There is an interesting link between democracy and the environment that I have never seen before. The principle of voting is to gain a voice and advocate for your own gains in the government, but what we often forget about are the people and things that do not gain a voice. The issue of global warming is becoming more and more recognized today in society. There needs to be a defense of the environment, and if this does not happen, not only will the environment break down, society will too. One important reason to oppose the destructive extracting industries that harm the environment is the effect that it has on the poor in Latin America. A diminishing environment can result in a loss of jobs (fishing and tourism) and food and water drought. But it is contradictory because these industries also provide jobs. I consider myself a strong advocate for the environment but I have never thought about it in this way: quite eye-opening!
There are a couple of concepts that I am still unsure about and I hope to clarify during class. I don’t understand the concept of neoliberalism and whether it is associated with the right or left wing. It’s also still a bit unclear of what the right and left wing are and who benefits from each of their policies and the term “injunction”.
We live in a world that large companies seem to have more rights than the people and the environment. It is amazing that Chevron was able to “shop around” for a favourable ruling. Our courts are not, and never have been witnesses of justice.
Max Cameron made an interesting point about the condition of middle class workers in Brazil but I think it reflects most leftist governments. He points out that these governments preserve the upper class while making the lowest class better off. This leaves the middle class frustrated. In American politics middle class republicans feel this same distress in that they feel that they shouldn’t be taxed more to give benefits to the poor. It is interesting how these ideas intersect across the Americas.

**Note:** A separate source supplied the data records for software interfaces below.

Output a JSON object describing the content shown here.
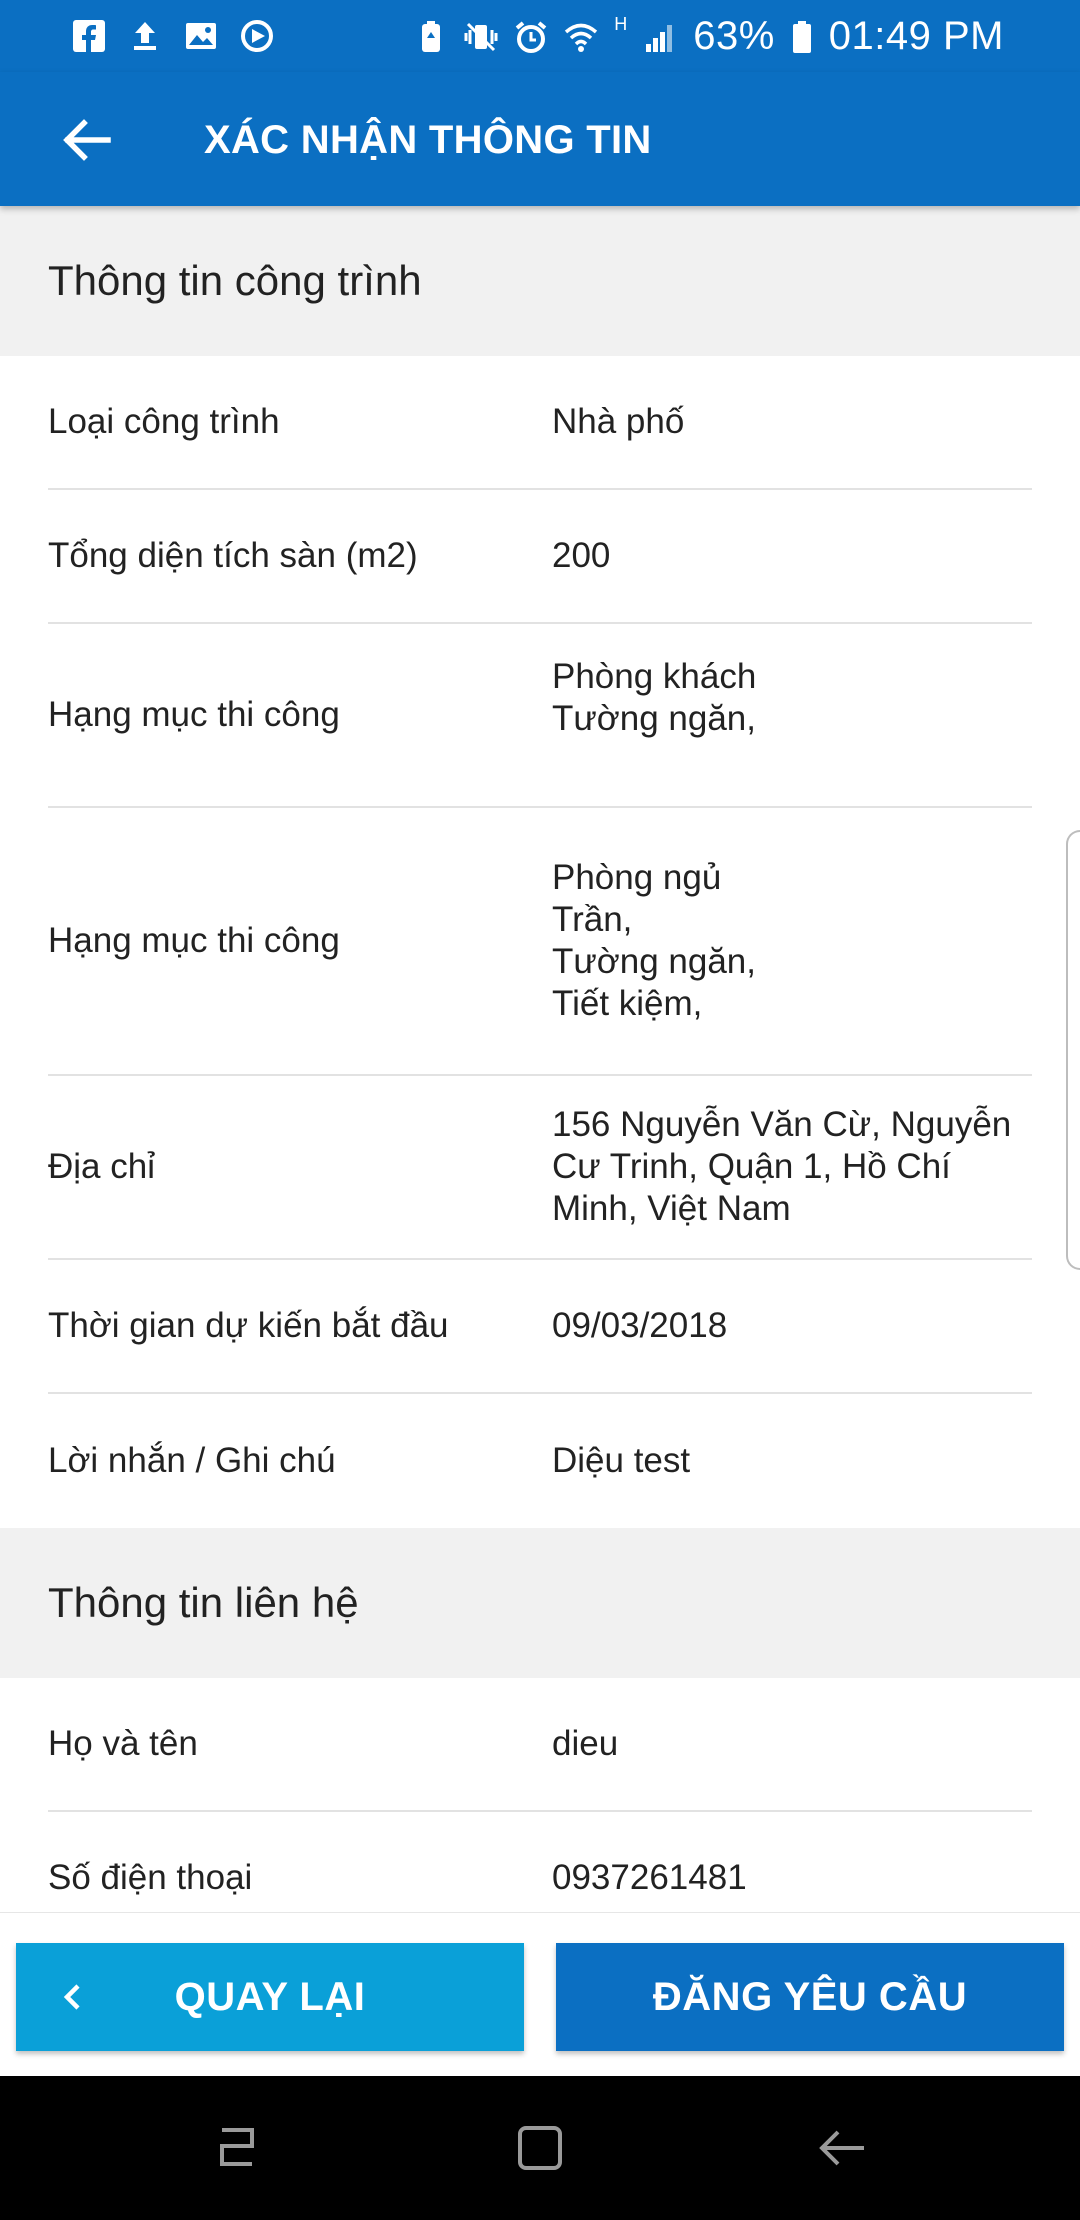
{
  "status_bar": {
    "battery_percent": "63%",
    "time": "01:49 PM",
    "network_type": "H",
    "left_icons": [
      "facebook-icon",
      "upload-icon",
      "image-icon",
      "sync-icon"
    ],
    "right_icons": [
      "battery-saver-icon",
      "vibrate-icon",
      "alarm-icon",
      "wifi-icon",
      "signal-icon",
      "battery-icon"
    ]
  },
  "app_bar": {
    "title": "XÁC NHẬN THÔNG TIN",
    "back_icon": "arrow-left-icon"
  },
  "sections": {
    "project": {
      "title": "Thông tin công trình",
      "rows": [
        {
          "label": "Loại công trình",
          "value": "Nhà phố"
        },
        {
          "label": "Tổng diện tích sàn (m2)",
          "value": "200"
        },
        {
          "label": "Hạng mục thi công",
          "value": "Phòng khách\nTường ngăn,"
        },
        {
          "label": "Hạng mục thi công",
          "value": "Phòng ngủ\nTrần,\nTường ngăn,\nTiết kiệm,"
        },
        {
          "label": "Địa chỉ",
          "value": "156 Nguyễn Văn Cừ, Nguyễn\nCư Trinh, Quận 1, Hồ Chí\nMinh, Việt Nam"
        },
        {
          "label": "Thời gian dự kiến bắt đầu",
          "value": "09/03/2018"
        },
        {
          "label": "Lời nhắn / Ghi chú",
          "value": "Diệu test"
        }
      ]
    },
    "contact": {
      "title": "Thông tin liên hệ",
      "rows": [
        {
          "label": "Họ và tên",
          "value": "dieu"
        },
        {
          "label": "Số điện thoại",
          "value": "0937261481"
        }
      ]
    }
  },
  "buttons": {
    "back_label": "QUAY LẠI",
    "submit_label": "ĐĂNG YÊU CẦU"
  },
  "colors": {
    "primary": "#0b6fc2",
    "secondary": "#0aa0d8",
    "section_bg": "#f1f1f1",
    "divider": "#e2e2e2"
  }
}
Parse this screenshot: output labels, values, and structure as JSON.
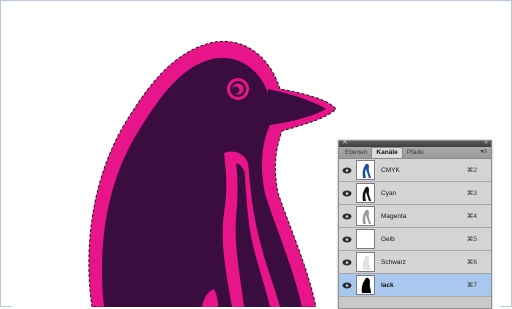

I also found his comments on Morales’ Bolivia very interesting because I have never heard him portrayed in such a positive light. I have learned about Evo’s government from the perspective of an upper-middle class Bolivian who strongly opposes his radical reforms. Now after this chapter I understand why she has this perspective.